Congressional Budget Office Releases Cost Estimates on Reform Bill
The Senate Finance Committee's health reform bill would result in coverage for 94% of all non-elderly U.S. residents and cost $774 billion over a decade, below the committee's $856 billion estimate, according to the Congressional Budget Office's preliminary estimates released on Wednesday, CongressDaily reports (Edney, CongressDaily, 9/17).
The committee's bill aims to provide coverage to more U.S. residents by expanding Medicaid and enrolling more people in private insurance plans through new insurance exchanges (Wayne, CQ Today, 9/16). CBO determined that expanding Medicaid will cost $287 billion and the tax credits offered to those buying insurance in the exchanges would total $463 billion.
According to CBO, "The added revenues and cost savings are projected to grow more rapidly than the cost of coverage expansion" (CongressDaily, 9/17).
Effects on Budget Deficit
According to the report, the Finance Committee's bill would reduce the federal deficit by $49 billion in its first 10 years (Wayne, CQ Today, 9/16).
In an effort to answer questions from some senators regarding whether the bill can be self-sustaining past the first 10 years, CBO estimated the proposal's effect 20 years out (CongressDaily, 9/17).
In a letter accompanying the estimate, CBO said, "In subsequent years, the collective effect of (the bill's spending changes) would probably be continued reductions in federal budget deficits." The agency estimated that it would reduce the federal deficit by about 0.5% of gross domestic product between 2020 and 2029.
CBO estimated that the bill would leave about 25 million U.S. residents without coverage, about one-third of whom would be undocumented immigrants.
In addition, the report found that the number of people with employer-sponsored insurance would slightly increase between 2011 and 2014, but once the coverage expansions are implemented they would begin to decline.
In addition, the CBO report stated that the new not-for-profit health insurance cooperatives created by the bill "seem unlikely to establish a significant market presence in many areas of the country" (Wayne, CQ Today, 9/16).
Although the bill Finance Committee Chair Max Baucus (D-Mont.) released on Wednesday did not significantly differ from the framework he released earlier, it did include more details on how the legislation would be funded.
The largest revenue source in the bill is a 35% non-deductible excise tax on insurance companies that offer so-called "Cadillac plans" that cost more than $8,000 annually for individuals or $21,000 annually for families.

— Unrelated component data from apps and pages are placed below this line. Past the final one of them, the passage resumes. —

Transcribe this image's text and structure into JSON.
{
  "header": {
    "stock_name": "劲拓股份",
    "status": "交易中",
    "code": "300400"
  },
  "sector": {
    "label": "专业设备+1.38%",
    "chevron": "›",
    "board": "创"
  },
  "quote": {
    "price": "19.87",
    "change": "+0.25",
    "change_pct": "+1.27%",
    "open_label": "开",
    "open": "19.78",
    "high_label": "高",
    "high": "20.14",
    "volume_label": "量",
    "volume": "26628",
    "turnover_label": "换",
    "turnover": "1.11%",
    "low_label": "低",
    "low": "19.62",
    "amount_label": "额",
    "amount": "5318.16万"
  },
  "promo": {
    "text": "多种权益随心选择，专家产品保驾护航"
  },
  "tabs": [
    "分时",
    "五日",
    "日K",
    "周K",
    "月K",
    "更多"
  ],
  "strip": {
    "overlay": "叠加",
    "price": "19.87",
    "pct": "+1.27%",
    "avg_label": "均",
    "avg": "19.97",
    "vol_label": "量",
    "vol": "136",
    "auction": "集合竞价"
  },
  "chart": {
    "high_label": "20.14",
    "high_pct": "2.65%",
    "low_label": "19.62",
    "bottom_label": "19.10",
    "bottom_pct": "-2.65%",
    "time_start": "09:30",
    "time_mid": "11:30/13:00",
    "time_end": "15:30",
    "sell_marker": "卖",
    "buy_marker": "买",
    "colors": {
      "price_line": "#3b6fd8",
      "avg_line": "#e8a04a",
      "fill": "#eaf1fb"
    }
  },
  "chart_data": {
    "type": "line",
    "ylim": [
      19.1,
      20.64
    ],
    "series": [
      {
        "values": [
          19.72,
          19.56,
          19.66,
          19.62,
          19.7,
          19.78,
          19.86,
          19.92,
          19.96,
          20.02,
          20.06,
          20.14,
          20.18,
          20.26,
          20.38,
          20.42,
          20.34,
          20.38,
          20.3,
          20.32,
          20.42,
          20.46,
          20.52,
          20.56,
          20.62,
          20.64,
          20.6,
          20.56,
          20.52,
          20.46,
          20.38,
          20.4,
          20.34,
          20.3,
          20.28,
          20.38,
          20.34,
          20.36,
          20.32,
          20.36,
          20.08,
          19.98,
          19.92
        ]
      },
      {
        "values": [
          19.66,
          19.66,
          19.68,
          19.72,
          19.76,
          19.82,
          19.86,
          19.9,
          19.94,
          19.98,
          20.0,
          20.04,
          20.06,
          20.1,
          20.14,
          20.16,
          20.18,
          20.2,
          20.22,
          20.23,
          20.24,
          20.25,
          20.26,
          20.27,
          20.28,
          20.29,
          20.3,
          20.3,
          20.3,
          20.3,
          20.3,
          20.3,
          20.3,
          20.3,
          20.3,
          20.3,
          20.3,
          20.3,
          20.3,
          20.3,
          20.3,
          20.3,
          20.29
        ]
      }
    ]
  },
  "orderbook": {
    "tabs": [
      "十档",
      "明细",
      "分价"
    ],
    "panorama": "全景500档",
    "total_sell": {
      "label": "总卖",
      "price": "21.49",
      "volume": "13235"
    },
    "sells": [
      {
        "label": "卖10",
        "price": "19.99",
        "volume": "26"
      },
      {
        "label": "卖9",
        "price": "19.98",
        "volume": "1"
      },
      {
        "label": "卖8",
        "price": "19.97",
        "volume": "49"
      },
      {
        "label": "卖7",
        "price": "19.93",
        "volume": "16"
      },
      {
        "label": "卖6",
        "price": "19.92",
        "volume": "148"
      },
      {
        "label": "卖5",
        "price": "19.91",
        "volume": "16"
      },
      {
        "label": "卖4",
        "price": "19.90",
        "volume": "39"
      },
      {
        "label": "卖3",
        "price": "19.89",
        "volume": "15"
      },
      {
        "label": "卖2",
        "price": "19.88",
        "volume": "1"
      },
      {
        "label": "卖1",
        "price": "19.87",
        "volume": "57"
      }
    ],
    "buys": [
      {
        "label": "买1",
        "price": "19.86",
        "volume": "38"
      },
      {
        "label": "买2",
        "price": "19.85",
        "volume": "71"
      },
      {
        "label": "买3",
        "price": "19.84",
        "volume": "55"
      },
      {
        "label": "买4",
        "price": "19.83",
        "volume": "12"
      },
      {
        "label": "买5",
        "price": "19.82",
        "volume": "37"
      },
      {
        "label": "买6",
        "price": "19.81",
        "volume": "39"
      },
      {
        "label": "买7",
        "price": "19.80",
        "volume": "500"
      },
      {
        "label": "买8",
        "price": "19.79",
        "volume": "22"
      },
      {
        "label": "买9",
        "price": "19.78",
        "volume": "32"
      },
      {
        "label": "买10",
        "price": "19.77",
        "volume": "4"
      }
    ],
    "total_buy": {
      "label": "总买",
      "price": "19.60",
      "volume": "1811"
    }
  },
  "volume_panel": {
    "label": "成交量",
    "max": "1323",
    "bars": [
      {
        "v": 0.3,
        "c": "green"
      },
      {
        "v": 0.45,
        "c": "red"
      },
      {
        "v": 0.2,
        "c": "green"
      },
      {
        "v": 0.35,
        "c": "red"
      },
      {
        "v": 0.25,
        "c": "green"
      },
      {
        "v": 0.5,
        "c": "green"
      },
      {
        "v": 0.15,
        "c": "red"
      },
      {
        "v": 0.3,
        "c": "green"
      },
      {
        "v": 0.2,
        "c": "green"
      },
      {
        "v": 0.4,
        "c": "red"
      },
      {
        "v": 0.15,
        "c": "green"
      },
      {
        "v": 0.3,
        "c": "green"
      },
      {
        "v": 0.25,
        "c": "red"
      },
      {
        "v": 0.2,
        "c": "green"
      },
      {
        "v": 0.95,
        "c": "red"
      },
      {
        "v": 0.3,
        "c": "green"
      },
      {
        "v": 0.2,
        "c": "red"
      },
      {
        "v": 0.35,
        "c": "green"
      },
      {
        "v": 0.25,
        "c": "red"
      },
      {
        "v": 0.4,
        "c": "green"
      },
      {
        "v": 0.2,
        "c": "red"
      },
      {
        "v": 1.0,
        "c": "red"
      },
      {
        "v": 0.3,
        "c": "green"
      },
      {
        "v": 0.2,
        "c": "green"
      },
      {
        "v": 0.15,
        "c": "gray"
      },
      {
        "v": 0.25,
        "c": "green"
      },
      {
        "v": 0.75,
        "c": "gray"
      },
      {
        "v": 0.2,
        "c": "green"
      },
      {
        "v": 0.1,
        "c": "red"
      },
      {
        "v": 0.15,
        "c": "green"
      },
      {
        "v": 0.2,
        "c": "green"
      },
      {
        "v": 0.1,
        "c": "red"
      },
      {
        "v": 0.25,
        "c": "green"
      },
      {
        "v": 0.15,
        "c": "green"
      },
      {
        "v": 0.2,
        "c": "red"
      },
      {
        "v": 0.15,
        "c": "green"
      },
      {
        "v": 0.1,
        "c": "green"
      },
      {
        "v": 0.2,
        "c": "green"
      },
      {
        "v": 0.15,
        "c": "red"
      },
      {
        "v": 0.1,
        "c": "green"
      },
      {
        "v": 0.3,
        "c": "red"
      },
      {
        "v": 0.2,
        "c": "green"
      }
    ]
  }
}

The provision is expected to raise about $214.9 billion and would affect about 8% of taxpayers.
It would be implemented in 2013 over a three-year transition period in 17 states with the least-affordable health benefits as determined by the White House.
A Finance Committee aide called the tax proposal the bill's "single most important provision" for controlling health care costs, effectively ending the tax-free status of employer-sponsored insurance and discouraging employers from offering expensive plans that lead to overuse of health care services (Rubin, CQ Today, 9/17).
In addition to the tax on expensive health plans, the bill would impose fees on several sectors of the health care industry, charging companies based on their sector's market share.
Under the bill, the federal government beginning in 2010 would collect about $4 billion annually from medical device companies, $2.3 billion annually from the pharmaceutical industry, $6 billion annually from health insurers and $750 million annually from clinical laboratories (Rubin, CQ Today, 9/16).
Other financing sources include:
- A $2,000 cap on the amount of money patients can contribute to tax-free flexible spending accounts starting in 2013 (Adamy, Wall Street Journal, 9/17). The proposal would raise about $16.5 billion;
- A ban on consumers using money from flexible spending and health savings accounts for over-the-counter medications, which would raise about $5.4 billion;
- Increasing penalties for using money from HSAs for non-medical purposes from 10% to 20%, which likely would generate $1.3 billion (Rubin, CQ Today, 9/16).
According to CBO, much of the costs for the health reform plan would be offset by Medicare spending reductions, which are expected to total $409 billion over the first 10 years. In addition, the bill would create an independent Medicare Commission that would attempt to reduce wasteful spending in Medicare, which would save about $23 billion over the next decade (Wall Street Journal, 9/17).
Inconsistencies With Finance Committee Estimates
On Wednesday, CBO Director Douglas Elmendorf explained in his blog that the reason why the CBO total estimate was less than the Finance Committee's estimate of $856 billion is because CBO added the data differently but used the same figures.
Finance Committee staffers said that the CBO score reflects account savings and spending.Senate Budget Committee ranking member Judd Gregg (R-N.H.) said that the scoring "is dependent on Congress' willingness to follow through on painful cuts they have been unwilling to follow through on in the past, including payments rates and physicians and hospital market basket cuts" (CongressDaily, 9/17). This is part of the California Healthline Daily Edition, a summary of health policy coverage from major news organizations. Sign up for an email subscription.